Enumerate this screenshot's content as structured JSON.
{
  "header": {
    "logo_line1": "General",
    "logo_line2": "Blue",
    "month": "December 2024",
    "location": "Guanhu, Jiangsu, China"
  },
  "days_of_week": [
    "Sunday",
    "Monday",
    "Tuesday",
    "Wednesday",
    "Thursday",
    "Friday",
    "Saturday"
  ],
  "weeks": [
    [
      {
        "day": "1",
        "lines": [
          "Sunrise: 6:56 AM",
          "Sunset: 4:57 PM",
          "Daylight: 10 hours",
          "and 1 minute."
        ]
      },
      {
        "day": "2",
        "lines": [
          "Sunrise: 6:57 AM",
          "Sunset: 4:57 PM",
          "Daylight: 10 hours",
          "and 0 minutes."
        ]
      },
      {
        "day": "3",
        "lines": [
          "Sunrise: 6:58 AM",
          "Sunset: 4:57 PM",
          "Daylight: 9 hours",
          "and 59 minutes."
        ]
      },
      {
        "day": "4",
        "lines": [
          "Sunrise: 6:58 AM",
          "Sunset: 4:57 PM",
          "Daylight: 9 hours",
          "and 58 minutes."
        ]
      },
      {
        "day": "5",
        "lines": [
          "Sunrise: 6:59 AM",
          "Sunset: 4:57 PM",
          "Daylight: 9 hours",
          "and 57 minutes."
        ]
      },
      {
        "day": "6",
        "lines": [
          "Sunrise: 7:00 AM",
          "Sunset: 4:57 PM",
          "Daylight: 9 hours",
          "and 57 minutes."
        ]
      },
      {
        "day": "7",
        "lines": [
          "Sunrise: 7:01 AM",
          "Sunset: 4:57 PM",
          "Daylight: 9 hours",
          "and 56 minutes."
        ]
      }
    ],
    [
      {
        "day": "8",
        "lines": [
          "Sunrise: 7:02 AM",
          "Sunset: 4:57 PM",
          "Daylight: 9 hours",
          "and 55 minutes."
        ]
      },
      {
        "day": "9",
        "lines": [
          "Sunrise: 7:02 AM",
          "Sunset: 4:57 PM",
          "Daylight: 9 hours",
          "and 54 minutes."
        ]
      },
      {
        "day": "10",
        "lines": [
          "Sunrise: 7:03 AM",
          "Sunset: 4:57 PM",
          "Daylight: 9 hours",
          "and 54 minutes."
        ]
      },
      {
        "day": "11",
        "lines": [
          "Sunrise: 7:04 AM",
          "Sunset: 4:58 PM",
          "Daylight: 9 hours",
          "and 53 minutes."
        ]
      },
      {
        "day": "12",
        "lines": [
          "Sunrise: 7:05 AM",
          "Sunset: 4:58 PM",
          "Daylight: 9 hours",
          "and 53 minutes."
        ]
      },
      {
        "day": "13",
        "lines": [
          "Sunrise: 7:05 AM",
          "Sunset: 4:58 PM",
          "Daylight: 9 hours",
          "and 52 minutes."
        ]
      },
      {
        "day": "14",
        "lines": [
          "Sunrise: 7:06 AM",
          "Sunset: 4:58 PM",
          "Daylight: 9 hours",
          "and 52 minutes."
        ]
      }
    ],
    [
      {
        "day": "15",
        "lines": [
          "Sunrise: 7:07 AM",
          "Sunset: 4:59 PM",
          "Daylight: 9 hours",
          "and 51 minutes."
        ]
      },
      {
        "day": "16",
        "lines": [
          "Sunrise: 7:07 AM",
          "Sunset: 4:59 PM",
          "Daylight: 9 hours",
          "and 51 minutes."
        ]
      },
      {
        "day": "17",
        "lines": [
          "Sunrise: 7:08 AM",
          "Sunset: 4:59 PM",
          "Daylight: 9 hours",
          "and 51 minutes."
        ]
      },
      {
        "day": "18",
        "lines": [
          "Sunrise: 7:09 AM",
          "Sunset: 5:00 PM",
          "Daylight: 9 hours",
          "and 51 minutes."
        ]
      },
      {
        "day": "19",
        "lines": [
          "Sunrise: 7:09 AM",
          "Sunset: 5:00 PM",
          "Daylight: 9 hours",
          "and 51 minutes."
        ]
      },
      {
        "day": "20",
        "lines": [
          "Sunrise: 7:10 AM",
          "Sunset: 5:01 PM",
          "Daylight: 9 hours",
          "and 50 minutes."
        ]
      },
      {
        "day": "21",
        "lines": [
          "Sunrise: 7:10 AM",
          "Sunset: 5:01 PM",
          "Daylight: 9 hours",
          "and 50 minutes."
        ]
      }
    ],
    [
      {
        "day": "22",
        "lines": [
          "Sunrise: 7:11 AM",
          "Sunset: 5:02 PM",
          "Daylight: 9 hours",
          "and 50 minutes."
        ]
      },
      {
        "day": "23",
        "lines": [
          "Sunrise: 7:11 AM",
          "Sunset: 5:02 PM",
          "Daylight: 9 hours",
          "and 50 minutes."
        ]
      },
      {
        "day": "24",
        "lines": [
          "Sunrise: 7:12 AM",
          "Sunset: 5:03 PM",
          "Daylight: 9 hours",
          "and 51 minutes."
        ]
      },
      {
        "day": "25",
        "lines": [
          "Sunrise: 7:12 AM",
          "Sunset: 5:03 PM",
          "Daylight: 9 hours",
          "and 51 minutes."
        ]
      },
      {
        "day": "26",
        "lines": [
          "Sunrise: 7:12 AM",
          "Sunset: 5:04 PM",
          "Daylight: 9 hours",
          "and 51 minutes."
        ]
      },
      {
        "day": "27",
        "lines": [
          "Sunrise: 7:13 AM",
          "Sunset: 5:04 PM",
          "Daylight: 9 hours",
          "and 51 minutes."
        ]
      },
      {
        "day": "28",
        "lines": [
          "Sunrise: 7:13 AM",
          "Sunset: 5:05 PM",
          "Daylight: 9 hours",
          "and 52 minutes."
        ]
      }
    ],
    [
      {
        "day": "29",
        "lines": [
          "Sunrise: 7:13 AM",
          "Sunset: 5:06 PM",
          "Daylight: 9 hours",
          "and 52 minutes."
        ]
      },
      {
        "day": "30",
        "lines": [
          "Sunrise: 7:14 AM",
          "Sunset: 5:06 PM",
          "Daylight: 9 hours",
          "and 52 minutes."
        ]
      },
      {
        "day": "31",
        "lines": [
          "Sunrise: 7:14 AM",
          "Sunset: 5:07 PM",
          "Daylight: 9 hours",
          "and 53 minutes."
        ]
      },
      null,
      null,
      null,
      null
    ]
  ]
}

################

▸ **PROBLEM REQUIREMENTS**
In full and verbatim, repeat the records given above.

▸ **OUTPUT FOR THIS EXERCISE**
Enumerate this screenshot's content as structured JSON.
{
  "header": {
    "logo_line1": "General",
    "logo_line2": "Blue",
    "month": "December 2024",
    "location": "Guanhu, Jiangsu, China"
  },
  "days_of_week": [
    "Sunday",
    "Monday",
    "Tuesday",
    "Wednesday",
    "Thursday",
    "Friday",
    "Saturday"
  ],
  "weeks": [
    [
      {
        "day": "1",
        "lines": [
          "Sunrise: 6:56 AM",
          "Sunset: 4:57 PM",
          "Daylight: 10 hours",
          "and 1 minute."
        ]
      },
      {
        "day": "2",
        "lines": [
          "Sunrise: 6:57 AM",
          "Sunset: 4:57 PM",
          "Daylight: 10 hours",
          "and 0 minutes."
        ]
      },
      {
        "day": "3",
        "lines": [
          "Sunrise: 6:58 AM",
          "Sunset: 4:57 PM",
          "Daylight: 9 hours",
          "and 59 minutes."
        ]
      },
      {
        "day": "4",
        "lines": [
          "Sunrise: 6:58 AM",
          "Sunset: 4:57 PM",
          "Daylight: 9 hours",
          "and 58 minutes."
        ]
      },
      {
        "day": "5",
        "lines": [
          "Sunrise: 6:59 AM",
          "Sunset: 4:57 PM",
          "Daylight: 9 hours",
          "and 57 minutes."
        ]
      },
      {
        "day": "6",
        "lines": [
          "Sunrise: 7:00 AM",
          "Sunset: 4:57 PM",
          "Daylight: 9 hours",
          "and 57 minutes."
        ]
      },
      {
        "day": "7",
        "lines": [
          "Sunrise: 7:01 AM",
          "Sunset: 4:57 PM",
          "Daylight: 9 hours",
          "and 56 minutes."
        ]
      }
    ],
    [
      {
        "day": "8",
        "lines": [
          "Sunrise: 7:02 AM",
          "Sunset: 4:57 PM",
          "Daylight: 9 hours",
          "and 55 minutes."
        ]
      },
      {
        "day": "9",
        "lines": [
          "Sunrise: 7:02 AM",
          "Sunset: 4:57 PM",
          "Daylight: 9 hours",
          "and 54 minutes."
        ]
      },
      {
        "day": "10",
        "lines": [
          "Sunrise: 7:03 AM",
          "Sunset: 4:57 PM",
          "Daylight: 9 hours",
          "and 54 minutes."
        ]
      },
      {
        "day": "11",
        "lines": [
          "Sunrise: 7:04 AM",
          "Sunset: 4:58 PM",
          "Daylight: 9 hours",
          "and 53 minutes."
        ]
      },
      {
        "day": "12",
        "lines": [
          "Sunrise: 7:05 AM",
          "Sunset: 4:58 PM",
          "Daylight: 9 hours",
          "and 53 minutes."
        ]
      },
      {
        "day": "13",
        "lines": [
          "Sunrise: 7:05 AM",
          "Sunset: 4:58 PM",
          "Daylight: 9 hours",
          "and 52 minutes."
        ]
      },
      {
        "day": "14",
        "lines": [
          "Sunrise: 7:06 AM",
          "Sunset: 4:58 PM",
          "Daylight: 9 hours",
          "and 52 minutes."
        ]
      }
    ],
    [
      {
        "day": "15",
        "lines": [
          "Sunrise: 7:07 AM",
          "Sunset: 4:59 PM",
          "Daylight: 9 hours",
          "and 51 minutes."
        ]
      },
      {
        "day": "16",
        "lines": [
          "Sunrise: 7:07 AM",
          "Sunset: 4:59 PM",
          "Daylight: 9 hours",
          "and 51 minutes."
        ]
      },
      {
        "day": "17",
        "lines": [
          "Sunrise: 7:08 AM",
          "Sunset: 4:59 PM",
          "Daylight: 9 hours",
          "and 51 minutes."
        ]
      },
      {
        "day": "18",
        "lines": [
          "Sunrise: 7:09 AM",
          "Sunset: 5:00 PM",
          "Daylight: 9 hours",
          "and 51 minutes."
        ]
      },
      {
        "day": "19",
        "lines": [
          "Sunrise: 7:09 AM",
          "Sunset: 5:00 PM",
          "Daylight: 9 hours",
          "and 51 minutes."
        ]
      },
      {
        "day": "20",
        "lines": [
          "Sunrise: 7:10 AM",
          "Sunset: 5:01 PM",
          "Daylight: 9 hours",
          "and 50 minutes."
        ]
      },
      {
        "day": "21",
        "lines": [
          "Sunrise: 7:10 AM",
          "Sunset: 5:01 PM",
          "Daylight: 9 hours",
          "and 50 minutes."
        ]
      }
    ],
    [
      {
        "day": "22",
        "lines": [
          "Sunrise: 7:11 AM",
          "Sunset: 5:02 PM",
          "Daylight: 9 hours",
          "and 50 minutes."
        ]
      },
      {
        "day": "23",
        "lines": [
          "Sunrise: 7:11 AM",
          "Sunset: 5:02 PM",
          "Daylight: 9 hours",
          "and 50 minutes."
        ]
      },
      {
        "day": "24",
        "lines": [
          "Sunrise: 7:12 AM",
          "Sunset: 5:03 PM",
          "Daylight: 9 hours",
          "and 51 minutes."
        ]
      },
      {
        "day": "25",
        "lines": [
          "Sunrise: 7:12 AM",
          "Sunset: 5:03 PM",
          "Daylight: 9 hours",
          "and 51 minutes."
        ]
      },
      {
        "day": "26",
        "lines": [
          "Sunrise: 7:12 AM",
          "Sunset: 5:04 PM",
          "Daylight: 9 hours",
          "and 51 minutes."
        ]
      },
      {
        "day": "27",
        "lines": [
          "Sunrise: 7:13 AM",
          "Sunset: 5:04 PM",
          "Daylight: 9 hours",
          "and 51 minutes."
        ]
      },
      {
        "day": "28",
        "lines": [
          "Sunrise: 7:13 AM",
          "Sunset: 5:05 PM",
          "Daylight: 9 hours",
          "and 52 minutes."
        ]
      }
    ],
    [
      {
        "day": "29",
        "lines": [
          "Sunrise: 7:13 AM",
          "Sunset: 5:06 PM",
          "Daylight: 9 hours",
          "and 52 minutes."
        ]
      },
      {
        "day": "30",
        "lines": [
          "Sunrise: 7:14 AM",
          "Sunset: 5:06 PM",
          "Daylight: 9 hours",
          "and 52 minutes."
        ]
      },
      {
        "day": "31",
        "lines": [
          "Sunrise: 7:14 AM",
          "Sunset: 5:07 PM",
          "Daylight: 9 hours",
          "and 53 minutes."
        ]
      },
      null,
      null,
      null,
      null
    ]
  ]
}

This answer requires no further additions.